Thomas Henning is braced for his OzAsia work to be contentious.
In collaboration with Malaysian theatre makers, TerryandtheCuz, he is premiering a play about Adelaide’s founder, Colonel William Light and his father Francis Light, founder of the British colony of Penang in Malaysia. They were a father-and-son phenomenon in many ways, albeit they spent almost no time together.
It is the family saga of Colonel Light which has intrigued the Australian writer and director, Henning, who will be remembered by Adelaide audiences not only for his The Black Lung Theatre company but also for his involvement as performer and co-writer of Thyestes, one of the most heart-stoppingly brilliant Australian theatre works to feature in an Adelaide Festival of Arts.
Henning, who has specialised in challenging rule-breaking theatre, expects this new work of Light to upset a few historical applecarts when it is performed at Nexus Arts in October.
Today he is on the phone from Malaysia where the work has been in creative development.
“It is less Adelaide-centric than people may expect,” he says. “It is primarily about Light’s family. On its first development phase here in Kuala Lumpur, after I’d spent eight months researching, it turned out to be a very long book. It ran three to four hours in a reading. No one could really follow it. It was just straight facts.”
Thus did the development turn into honing and shaping and prioritising until now, says Henning, it is “culturally rich and fascinating”, and down to two hours and 20 minutes with interval.

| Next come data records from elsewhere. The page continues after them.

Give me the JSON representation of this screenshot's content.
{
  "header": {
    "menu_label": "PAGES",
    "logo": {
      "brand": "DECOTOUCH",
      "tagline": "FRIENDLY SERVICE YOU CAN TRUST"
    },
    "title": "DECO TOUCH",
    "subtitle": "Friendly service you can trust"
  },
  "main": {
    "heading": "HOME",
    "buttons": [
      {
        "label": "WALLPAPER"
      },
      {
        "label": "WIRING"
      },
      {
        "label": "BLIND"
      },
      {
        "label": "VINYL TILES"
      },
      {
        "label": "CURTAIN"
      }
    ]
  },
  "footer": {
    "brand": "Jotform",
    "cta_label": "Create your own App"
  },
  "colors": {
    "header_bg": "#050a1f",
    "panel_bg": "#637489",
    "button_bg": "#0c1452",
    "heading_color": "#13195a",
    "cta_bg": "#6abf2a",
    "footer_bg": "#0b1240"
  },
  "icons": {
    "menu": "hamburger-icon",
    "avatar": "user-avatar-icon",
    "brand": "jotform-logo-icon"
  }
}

Henning says the process of researching Light was very demanding.
“I didn’t go to old churches and dig up records,” he says. “I found everything I needed in the library collections at Flinders, the Mayo and Dutton collections. They were great. Really cool.”

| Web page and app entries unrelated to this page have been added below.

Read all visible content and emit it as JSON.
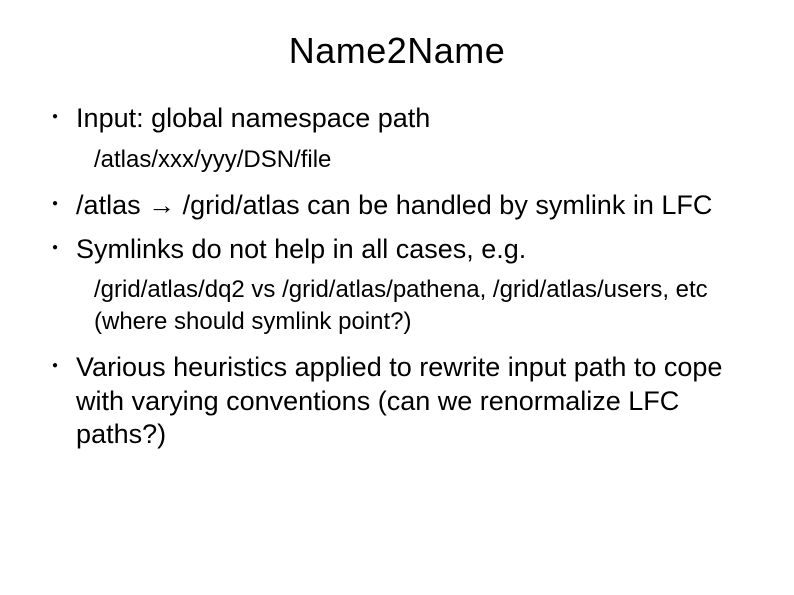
{
  "title": "Name2Name",
  "items": [
    {
      "bullet": "Input:  global namespace path",
      "sub": "/atlas/xxx/yyy/DSN/file"
    },
    {
      "bullet": "/atlas → /grid/atlas can be handled by symlink in LFC"
    },
    {
      "bullet": "Symlinks do not help in all cases, e.g.",
      "sub": "/grid/atlas/dq2 vs  /grid/atlas/pathena, /grid/atlas/users, etc (where should symlink point?)"
    },
    {
      "bullet": "Various heuristics applied to rewrite input path to cope with varying conventions (can we renormalize LFC paths?)"
    }
  ]
}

Among them, through an archivist he names as Alan Horsnell, he came upon the surprising drawings and diagrams which did not belong to Colonel Light’s considerable oeuvre as an accomplished sketcher and watercolourist. These were period illustrations depicting the life of Maria Gandy, Light’s famous common-law wife.
“These had the quality of Coles Funny Picture Book illustrations,” he enthuses.
And, therein, he discovered that, Maria Gandy, later to become Mrs Mayo, moved around the state “with an entourage of dwarfs.” “Yes, dwarfs. Nasty, aloof and spitting dwarfs. They moved around north of Adelaide and into the bush."
But this strange piece of information is not in his OzAsia production. It was post-Light.
“And I couldn’t fit it in. There was just too much stuff,” laughs Henning.
“Light is principally about Light’s family. The first half is Penang and Malacca-centric. The second is Euro-centric, and, of course, it includes the enactment of the laying out of Adelaide, but a decade of fights and struggles is whittled down into a line.”
The production looks at the world from Light’s inner perspective. It looks at what is perhaps more his world view, and touches on "the values and notions of nationalism".
Its scale has evolved from a broad historic sweep, Light’s life was not long, but it was big in terms of historical scope.
As Henning points out, Light left Penang when he was only six to be educated in Britain. He joined the Royal Navy at 13 and then a few years later the British Army. He fought for Spain in The Napoleonic Wars, under the Duke of Wellington and the Peninsular War and in the 1830s he became close to Mohammad Ali, the founder of modern Egypt under the Ottoman Empire, helping to establish an Egyptian navy.
“He watched the rise of empires,” says Henning.
His private life was difficult. His first wife, only recorded as E. Perois, was said to have died in tragic circumstances. But nothing is known of her. His marriage to Mary Bennet, the rich “natural” daughter of the Duke of Richmond was rich in travel and art. But she abandoned him and, when he came to South Australia, it was with a “companion”, Maria Gandy, who was to care for him in his house at Thebarton. Light had survived serious war wounds and was riven with tuberculosis; hence, his early death aged only 53.
As Henning sees him, despite all the travel and action and his accomplishments (he was reputed to be a skilled people-manager and linguist) he was not really a fulfilled individual.
“In fact, his life was also lonely and drifting.” Henning surmises.
The forthcoming production will draw links between the world of father and son. Light’s father, Captain Francis Light was the illegitimate son of a Suffolk landowner and a serving girl. In Penang, Francis was to marry Martinha Rozells “according to native custom”. She was said to be a princess. Her exact ethnic heritage and position in Malay hierarchy remains a point of debate but she was most definitely Eurasian. It was she and her family who were to somehow lose the considerable fortune Francis Light had established in Penang, a point of disappointment to William when later he sought to recover his inheritance. William Light was their second son.
There are many intriguing threads between the father-and-son narratives, many of which will unravel when the production is premiered at OzAsia.
However, Henning warns and warns again.
It is probably not what Adelaideans are expecting.
“It will be contentious.
“There will be discussion and debate.
“There will be people who want to drum us out of Adelaide."
When: 17, 18 and 19 Oct
Where: Nexus Arts